__EXERCISE OBJECTIVE__. Omit every picture, then return each line of the data below exactly.

(MATERIAL SHOWN begins)

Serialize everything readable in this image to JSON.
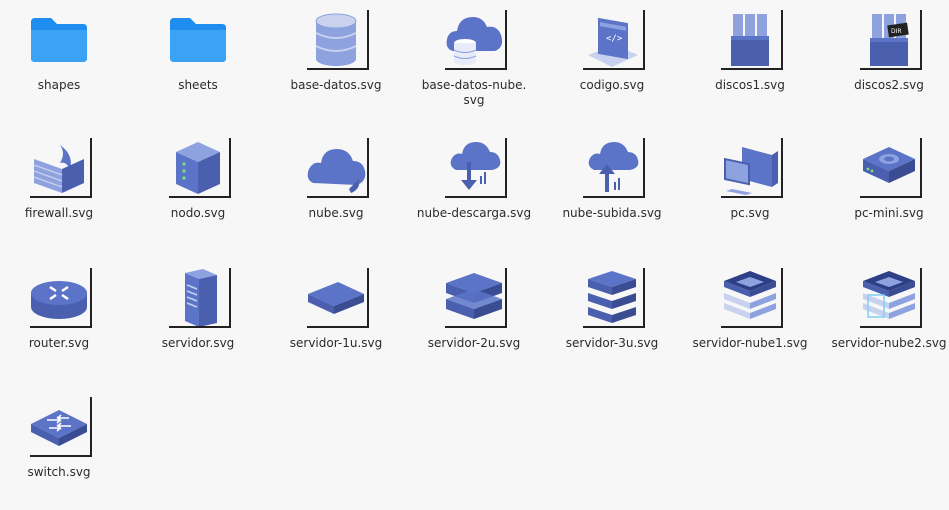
{
  "files": [
    {
      "name": "shapes",
      "icon": "folder-icon"
    },
    {
      "name": "sheets",
      "icon": "folder-icon"
    },
    {
      "name": "base-datos.svg",
      "icon": "database-icon"
    },
    {
      "name": "base-datos-nube.\nsvg",
      "icon": "cloud-database-icon"
    },
    {
      "name": "codigo.svg",
      "icon": "code-window-icon"
    },
    {
      "name": "discos1.svg",
      "icon": "disks-icon"
    },
    {
      "name": "discos2.svg",
      "icon": "disks-dir-icon"
    },
    {
      "name": "firewall.svg",
      "icon": "firewall-icon"
    },
    {
      "name": "nodo.svg",
      "icon": "node-server-icon"
    },
    {
      "name": "nube.svg",
      "icon": "cloud-icon"
    },
    {
      "name": "nube-descarga.svg",
      "icon": "cloud-download-icon"
    },
    {
      "name": "nube-subida.svg",
      "icon": "cloud-upload-icon"
    },
    {
      "name": "pc.svg",
      "icon": "pc-icon"
    },
    {
      "name": "pc-mini.svg",
      "icon": "mini-pc-icon"
    },
    {
      "name": "router.svg",
      "icon": "router-icon"
    },
    {
      "name": "servidor.svg",
      "icon": "tower-server-icon"
    },
    {
      "name": "servidor-1u.svg",
      "icon": "server-1u-icon"
    },
    {
      "name": "servidor-2u.svg",
      "icon": "server-2u-icon"
    },
    {
      "name": "servidor-3u.svg",
      "icon": "server-3u-icon"
    },
    {
      "name": "servidor-nube1.svg",
      "icon": "cloud-server1-icon"
    },
    {
      "name": "servidor-nube2.svg",
      "icon": "cloud-server2-icon"
    },
    {
      "name": "switch.svg",
      "icon": "switch-icon"
    }
  ],
  "colors": {
    "folder": "#1f8cef",
    "icon_dark": "#4a5fae",
    "icon_mid": "#5b74c8",
    "icon_light": "#8ea2e0",
    "icon_pale": "#c8d2ee",
    "background": "#f7f7f7"
  }
}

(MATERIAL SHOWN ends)

__RESPONSE TO THE EXERCISE__.
Serialize everything readable in this image to JSON.
{
  "files": [
    {
      "name": "shapes",
      "icon": "folder-icon"
    },
    {
      "name": "sheets",
      "icon": "folder-icon"
    },
    {
      "name": "base-datos.svg",
      "icon": "database-icon"
    },
    {
      "name": "base-datos-nube.\nsvg",
      "icon": "cloud-database-icon"
    },
    {
      "name": "codigo.svg",
      "icon": "code-window-icon"
    },
    {
      "name": "discos1.svg",
      "icon": "disks-icon"
    },
    {
      "name": "discos2.svg",
      "icon": "disks-dir-icon"
    },
    {
      "name": "firewall.svg",
      "icon": "firewall-icon"
    },
    {
      "name": "nodo.svg",
      "icon": "node-server-icon"
    },
    {
      "name": "nube.svg",
      "icon": "cloud-icon"
    },
    {
      "name": "nube-descarga.svg",
      "icon": "cloud-download-icon"
    },
    {
      "name": "nube-subida.svg",
      "icon": "cloud-upload-icon"
    },
    {
      "name": "pc.svg",
      "icon": "pc-icon"
    },
    {
      "name": "pc-mini.svg",
      "icon": "mini-pc-icon"
    },
    {
      "name": "router.svg",
      "icon": "router-icon"
    },
    {
      "name": "servidor.svg",
      "icon": "tower-server-icon"
    },
    {
      "name": "servidor-1u.svg",
      "icon": "server-1u-icon"
    },
    {
      "name": "servidor-2u.svg",
      "icon": "server-2u-icon"
    },
    {
      "name": "servidor-3u.svg",
      "icon": "server-3u-icon"
    },
    {
      "name": "servidor-nube1.svg",
      "icon": "cloud-server1-icon"
    },
    {
      "name": "servidor-nube2.svg",
      "icon": "cloud-server2-icon"
    },
    {
      "name": "switch.svg",
      "icon": "switch-icon"
    }
  ],
  "colors": {
    "folder": "#1f8cef",
    "icon_dark": "#4a5fae",
    "icon_mid": "#5b74c8",
    "icon_light": "#8ea2e0",
    "icon_pale": "#c8d2ee",
    "background": "#f7f7f7"
  }
}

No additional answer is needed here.